Since ancient times, people in regions south of Yangtze River like to live by water, which not only provides them with water sources for farming and fishing, but also brings convenience for travelling. As a native born in a city south of Yangtze River, Zhang Yinghong knew the scenery of this region by heart. The landscape flows into his heart and is poured out on paper: the images are rhythmic, poetic and pictorial. The High Stone Bridge portrays the bridge and stream in fresh and clean touches. The stream beneath the stone bridge reflects the surrounding houses, trees and dockyards in different colors. They shimmer with the water, cozy and comfort. In Fisherman’s Home and House by Water, boats sit next to houses with fences standing in mist, presenting an oriental poem in hazy ink.
Greenery on Mountains in Sichuan in Late Spring
50cm×39.5cm, watercolor and gouache, 1980s
Season of Seedling Planting
57cm×38cm, watercolor and gouache, 1980s
On Jialing River
54cm×33cm, watercolor and gouache, 1984
Flowers vs Design
In mid 1980s, Zhang Yinghong introduced elements of design, such as plane composition, into watercolor paintings. It transformed the traditional watercolor and focused on the form of images. The subjectivity of creation is enhanced significantly.
62cm×52cm, watercolor and gouache, 1980s
61cm×54cm, watercolor and gouache, 1998
97cm×70cm, watercolor and gouache, 2010
The Wishes, created in 1980s, on one hand, highlights the “water”-based features, clear and bright, on the other, presents the trend of design with simple colors and nearly vertical white spaces on the table.
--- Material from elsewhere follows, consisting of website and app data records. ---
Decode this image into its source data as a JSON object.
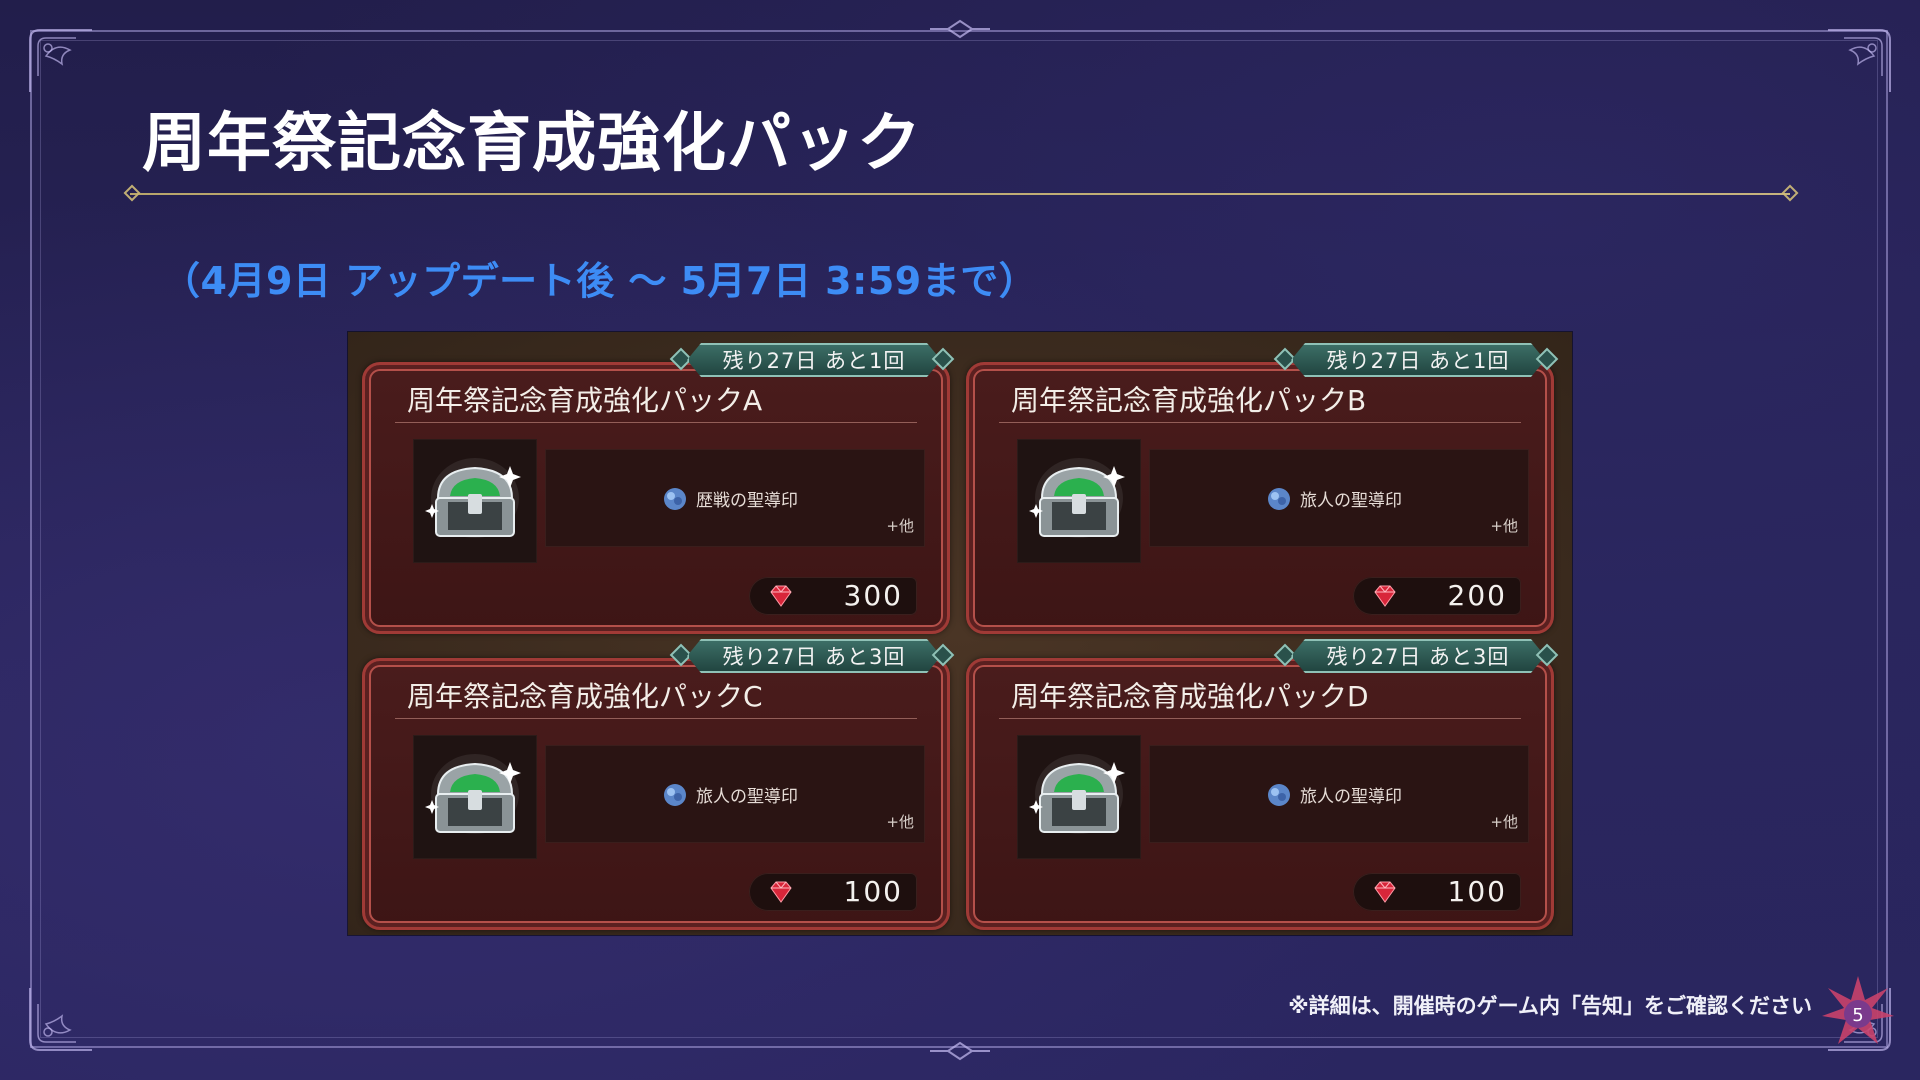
{
  "page": {
    "title": "周年祭記念育成強化パック",
    "period": "（4月9日 アップデート後 〜 5月7日 3:59まで）",
    "footnote": "※詳細は、開催時のゲーム内「告知」をご確認ください",
    "page_number": "5"
  },
  "packs": [
    {
      "title": "周年祭記念育成強化パックA",
      "remaining": "残り27日 あと1回",
      "item": "歴戦の聖導印",
      "more": "+他",
      "price": "300",
      "icon": "treasure-chest-icon"
    },
    {
      "title": "周年祭記念育成強化パックB",
      "remaining": "残り27日 あと1回",
      "item": "旅人の聖導印",
      "more": "+他",
      "price": "200",
      "icon": "treasure-chest-icon"
    },
    {
      "title": "周年祭記念育成強化パックC",
      "remaining": "残り27日 あと3回",
      "item": "旅人の聖導印",
      "more": "+他",
      "price": "100",
      "icon": "treasure-chest-icon"
    },
    {
      "title": "周年祭記念育成強化パックD",
      "remaining": "残り27日 あと3回",
      "item": "旅人の聖導印",
      "more": "+他",
      "price": "100",
      "icon": "treasure-chest-icon"
    }
  ],
  "colors": {
    "background": "#231f4d",
    "period_text": "#3d8cf5",
    "pack_border": "#a03a36",
    "remain_badge": "#3c6e66"
  }
}
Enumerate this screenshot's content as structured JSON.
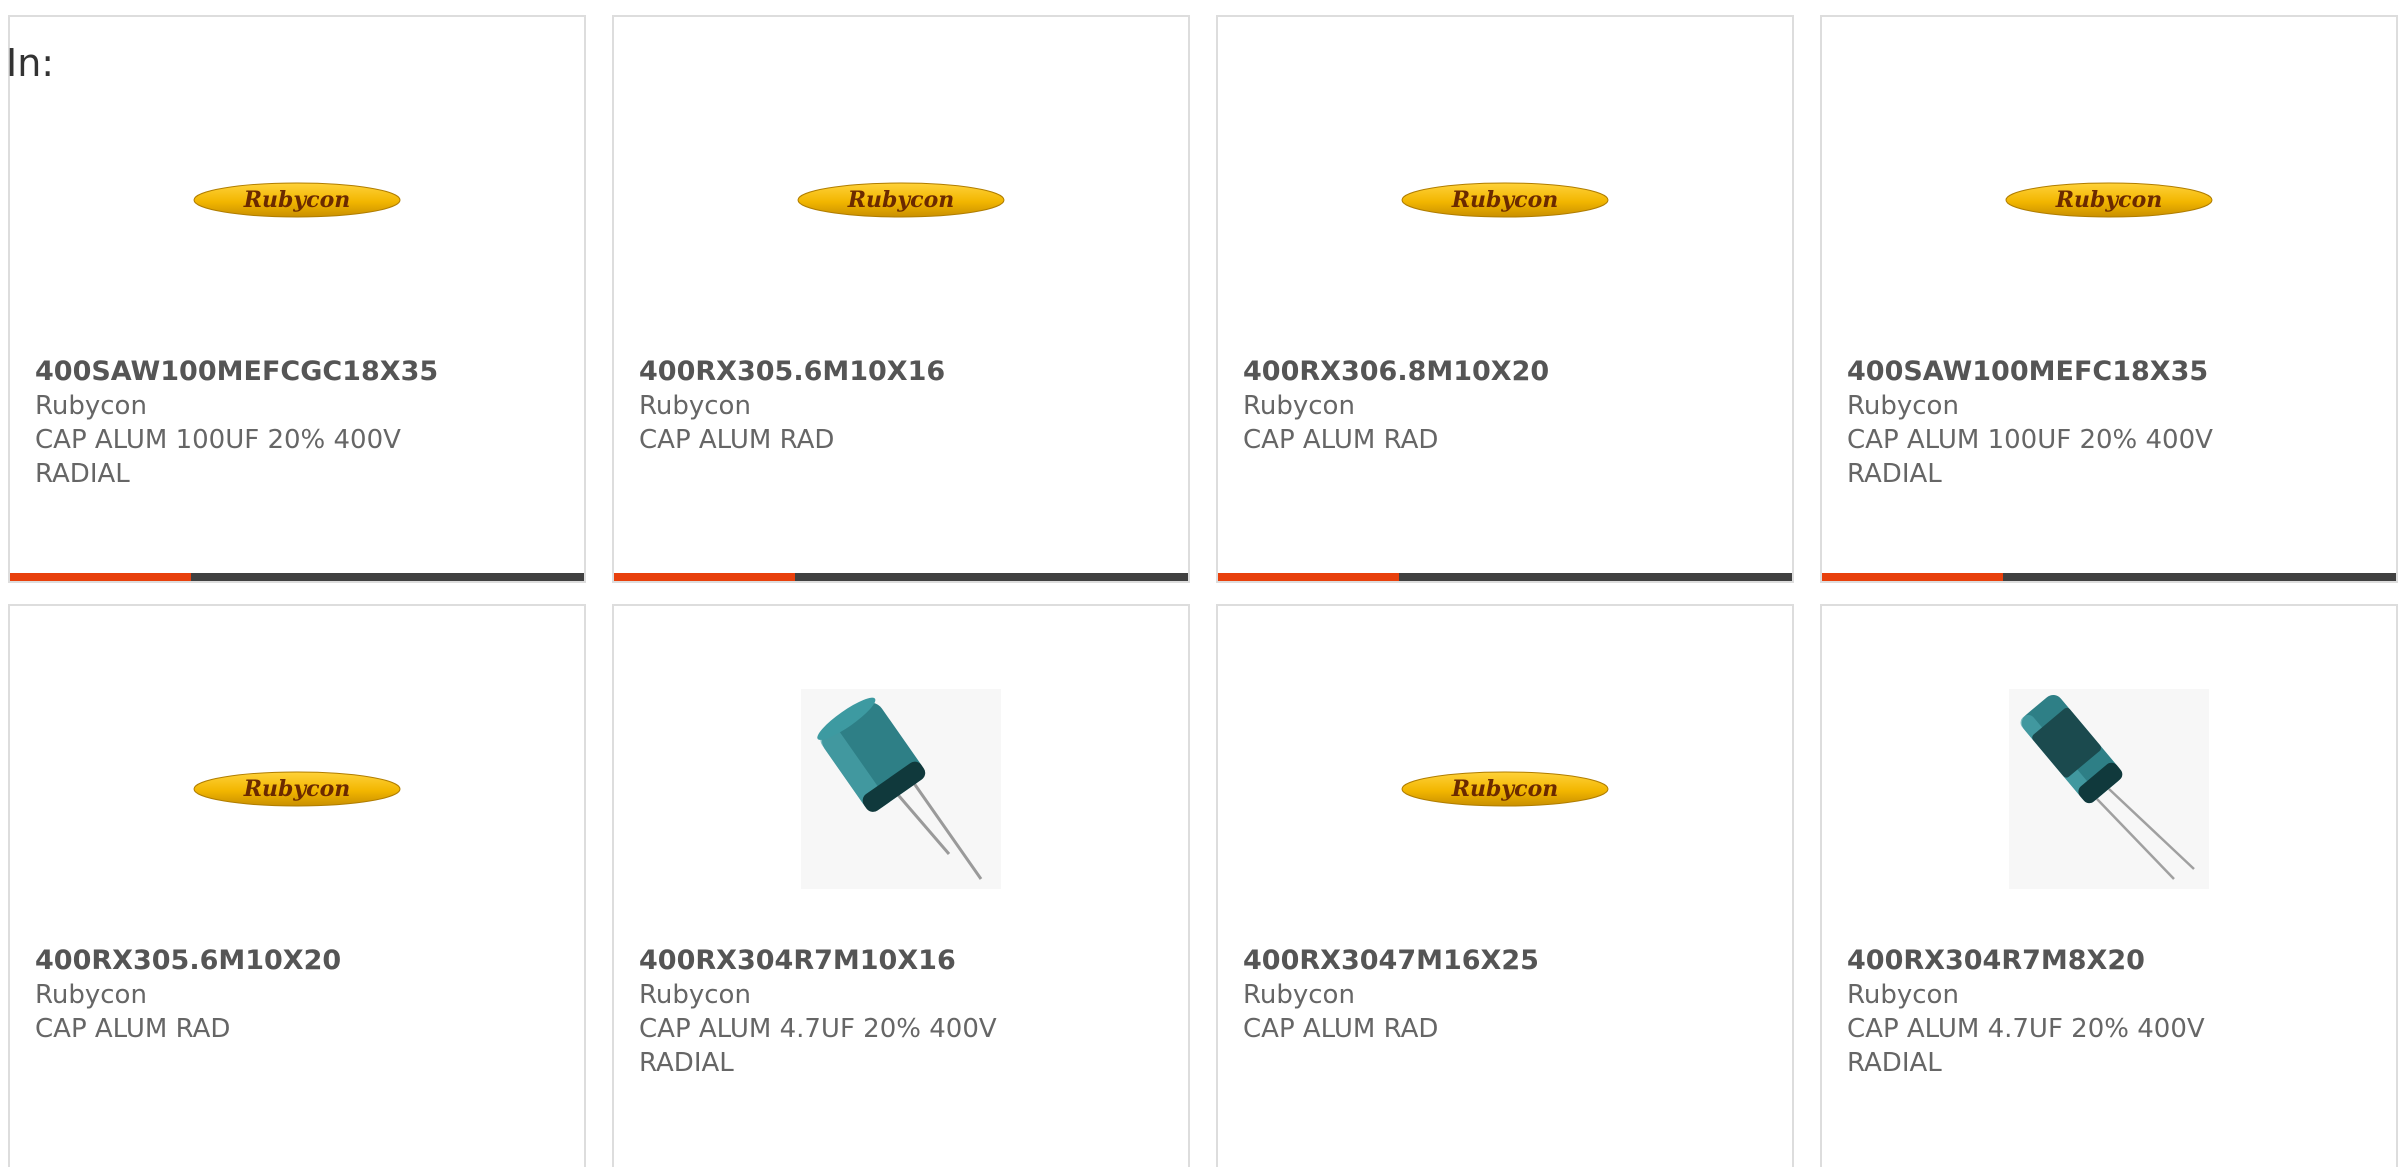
{
  "header": {
    "label": "In:"
  },
  "brand_logo_text": "Rubycon",
  "colors": {
    "accent_bar": "#e8400c",
    "bar_track": "#404040",
    "logo_yellow": "#f2b600",
    "capacitor_body": "#2e7f86"
  },
  "products": [
    {
      "part": "400SAW100MEFCGC18X35",
      "manufacturer": "Rubycon",
      "description": "CAP ALUM 100UF 20% 400V RADIAL",
      "image": "rubycon-logo",
      "has_bar": true
    },
    {
      "part": "400RX305.6M10X16",
      "manufacturer": "Rubycon",
      "description": "CAP ALUM RAD",
      "image": "rubycon-logo",
      "has_bar": true
    },
    {
      "part": "400RX306.8M10X20",
      "manufacturer": "Rubycon",
      "description": "CAP ALUM RAD",
      "image": "rubycon-logo",
      "has_bar": true
    },
    {
      "part": "400SAW100MEFC18X35",
      "manufacturer": "Rubycon",
      "description": "CAP ALUM 100UF 20% 400V RADIAL",
      "image": "rubycon-logo",
      "has_bar": true
    },
    {
      "part": "400RX305.6M10X20",
      "manufacturer": "Rubycon",
      "description": "CAP ALUM RAD",
      "image": "rubycon-logo",
      "has_bar": false
    },
    {
      "part": "400RX304R7M10X16",
      "manufacturer": "Rubycon",
      "description": "CAP ALUM 4.7UF 20% 400V RADIAL",
      "image": "capacitor-photo",
      "has_bar": false
    },
    {
      "part": "400RX3047M16X25",
      "manufacturer": "Rubycon",
      "description": "CAP ALUM RAD",
      "image": "rubycon-logo",
      "has_bar": false
    },
    {
      "part": "400RX304R7M8X20",
      "manufacturer": "Rubycon",
      "description": "CAP ALUM 4.7UF 20% 400V RADIAL",
      "image": "capacitor-photo-slim",
      "has_bar": false
    }
  ]
}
In Harmony, the desktop, setting and wall are deliberately painted in planes, which strongly pop out to the viewers. The Thriving, drawn in 2010, is more concise, yet not simple at all. The red roses at the center look more bright and thriving in the dark background. Red roses, black background and white table create the vivid sense of form and contemporary touches.
Ancient Pottery vs New Watercolor
In various art creations, Zhang Yinghong was not satisfied with the clear and fluid watercolor. To present the sense of history of ancient Chinese pottery, he broke the limitations of materials and introduced oil paints to the paintings to create a texture of combined water and oil. At the same time, he broke the traditional rule that black is used with caution. In his pictures, the colors are simple and plain to create a sense of heaviness. He even discarded the forms and introduced rhythms of music to create the images with dots, lines and planes. He was also bold in using water and colors. He deployed strong lines and color planes and integrated music with water and color. Hence he created various “new watercolor” paintings with strong personal features and rich cultural connotations.
Ode to Pottery 1
61cm×55cm, watercolor and gouache, unknown year of creation
81cm×78.5cm, watercolor and gouache, 1998
“The essence of modern paintings comes from the vibration of the inner world.” (said by Zhang Yinghong) The paintings collected at Ningbo Museum of Art of Zhang, no matter they are oriental and poetic small pieces, or trials of flowers with designing ideas, or widely recognized new material experiments, or “new watercolor” paintings in his later years, all originate from this sentence. Zhang Yinghong’s art concept, which comes from “his inner world”, allows him to feel the city in a corner in the big metropolitan, where he painted with delicacy and boldness.